When some of the most iconic artists of their generation come to town, the need to visit seems almost automatic, regardless of their seeming omnipresence. Luckily, in this case, Anselm Kiefer and Richard Serra are presenting works that deviate from the norm, while emerging painter Autumn Ramsey makes her European exhibition debut and an exhibition based around the theme of “recycling” draws connections across the decades.
ReCycle at Chantal Crousel

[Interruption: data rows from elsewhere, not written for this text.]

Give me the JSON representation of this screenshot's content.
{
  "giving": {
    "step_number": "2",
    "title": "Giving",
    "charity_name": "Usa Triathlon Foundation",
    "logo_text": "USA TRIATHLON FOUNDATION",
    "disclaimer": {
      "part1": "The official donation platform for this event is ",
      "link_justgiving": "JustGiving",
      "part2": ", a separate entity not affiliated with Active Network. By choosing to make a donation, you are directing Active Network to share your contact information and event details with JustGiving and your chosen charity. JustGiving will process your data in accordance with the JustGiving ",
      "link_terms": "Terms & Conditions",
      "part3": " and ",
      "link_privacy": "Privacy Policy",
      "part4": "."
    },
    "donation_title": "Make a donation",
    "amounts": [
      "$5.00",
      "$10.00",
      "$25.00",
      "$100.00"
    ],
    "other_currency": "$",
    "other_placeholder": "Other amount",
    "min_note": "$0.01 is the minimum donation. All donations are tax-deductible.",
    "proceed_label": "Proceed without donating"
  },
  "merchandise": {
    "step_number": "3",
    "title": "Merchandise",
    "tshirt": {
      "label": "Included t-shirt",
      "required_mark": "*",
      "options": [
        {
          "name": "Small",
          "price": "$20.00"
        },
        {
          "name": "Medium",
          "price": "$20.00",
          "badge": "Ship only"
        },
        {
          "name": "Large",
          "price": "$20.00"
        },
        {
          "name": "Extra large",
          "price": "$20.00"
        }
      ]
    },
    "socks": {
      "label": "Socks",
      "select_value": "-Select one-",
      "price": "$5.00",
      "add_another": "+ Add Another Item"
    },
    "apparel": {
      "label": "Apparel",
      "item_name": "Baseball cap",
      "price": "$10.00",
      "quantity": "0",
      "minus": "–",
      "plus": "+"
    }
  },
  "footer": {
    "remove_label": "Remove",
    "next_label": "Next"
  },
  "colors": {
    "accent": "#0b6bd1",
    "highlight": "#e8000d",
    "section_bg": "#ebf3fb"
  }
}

This group show spans a period of production as broad as 1942 to 2017 and revisits the history of assemblage and the notion of recycling as a relatively recent art historical development. Despite featuring seventeen artists (ranging from Kurt Schwitters to Thomas Hirschhorn), the exhibition feels sparse. Each piece is accorded a neat portion of space, almost in acknowledgement of their wildly varying pasts and potentialities. Carol Rama’s Spazio Anche Piú Che Tempo (1970) features a bicycle tyre inner tube fashioned into a distorted abstract form, which is reminiscent of her family factory in Italy. It sits somewhat incongruously alongside Isa Genzken’s Untitled (2012); a child mannequin accompanied by a stuffed toy monkey on a stool. Beyond any immediate disharmony, the pieces in this show are comfortably tied together through the unique practice of recycling objects, where questions of value, history and political influence are brought to the fore through their contextualization.
Until 21 April
Neïl Beloufa—Promotion at Galerie de Multiples
This somewhat atypical format sees Galerie de Multiples serve, quite literally, as a promotional space for Beloufa’s film release, Occidental. The artist––who is surely one of the busiest in all of Paris due to a concurrent, sprawling solo show at the Palais de Tokyo (until 13 May)––has created forty unique silkscreen film posters, with a selection exhibited in the gallery while the film trailer plays on a loop. Occidental will be screened in cinemas across the city at the end of the month, but in this moment the prints illustrate Beloufa’s transmedia approach, which supports his semi-encyclopaedic investigation into the dissemination of images that influence our perception of power and politics.
Until 28 April
Anselm Kiefer—Für Andrea Emo at Thaddaeus Ropac (Paris Pantin)
It feels like barely a year goes by without an Anselm Kiefer show in Paris (Musée Rodin, 2017; Centre Pompidou, 2016; Gagosian 2013; Thaddaeus Ropac, 2012). Yet I couldn’t resist exiting Paris by bike, heading north along the canals to see his colossal works suspended in Ropac’s bright, airy suburban outpost. This former sheet metal factory’s industrial past seems fitting for this atypical body of work, entitled Für Andrea Emo (for Andrea Emo, the Italian metaphysician). The exhibition features a number of old paintings that inspired such disdain in the artist that he poured sheet metal onto their broad surfaces; creating thick dark scabs which peel back to reveal glimpses of their former forms. There is something vaguely post-apocalyptic about the thick metal crusts which drown and obscure the bucolic scenes. Kiefer (who pledges allegiance to the 19th-century poet Baudelaire) calls them “festering sores” but there is something equally mechanical to their metal form, something that is less organic and more insidiously machine-driven when viewed in the present moment.
Until 31 May
Autumn Ramsey at Galerie Crèvecoeur
This is Autumn Ramsey’s first show in Europe, having previously exhibited almost exclusively in her local Detroit. This general air of mystery is only enhanced by the painted mythical figures and ferocious creatures that she calls self-portraits. Starting with an explicit reference to the 19th-century French painter Gustave Moreau, before moving through a range of more simplified, almost parochial styles, the question of self-perception through painting is treated with an unsettling poignancy. This cacophony of carnivorous animals adorn the walls alongside more traditional, yet startlingly stark portraits that depict the artist as both predator and prey.
Until 28 April
Richard Serra—Double Rift at Galerie Lelong
Richard Serra may be best known for his colossal sculptures––their imposing mass warps the ways we inhabit the space that surrounds them––but the prints now on show at Galerie Lelong’s Paris space share a similar gravity. While his sculptural pieces impose themselves either as a literal blockade to the space that they occupy, these prints, created with viscous oil stick and silica, are equally commanding. The dense blackness of his Double Rift series mirrors this idea of obstruction while the small slivers of white––the rifts––provide small interstices to the seemingly impenetrable surface.
Until 18 May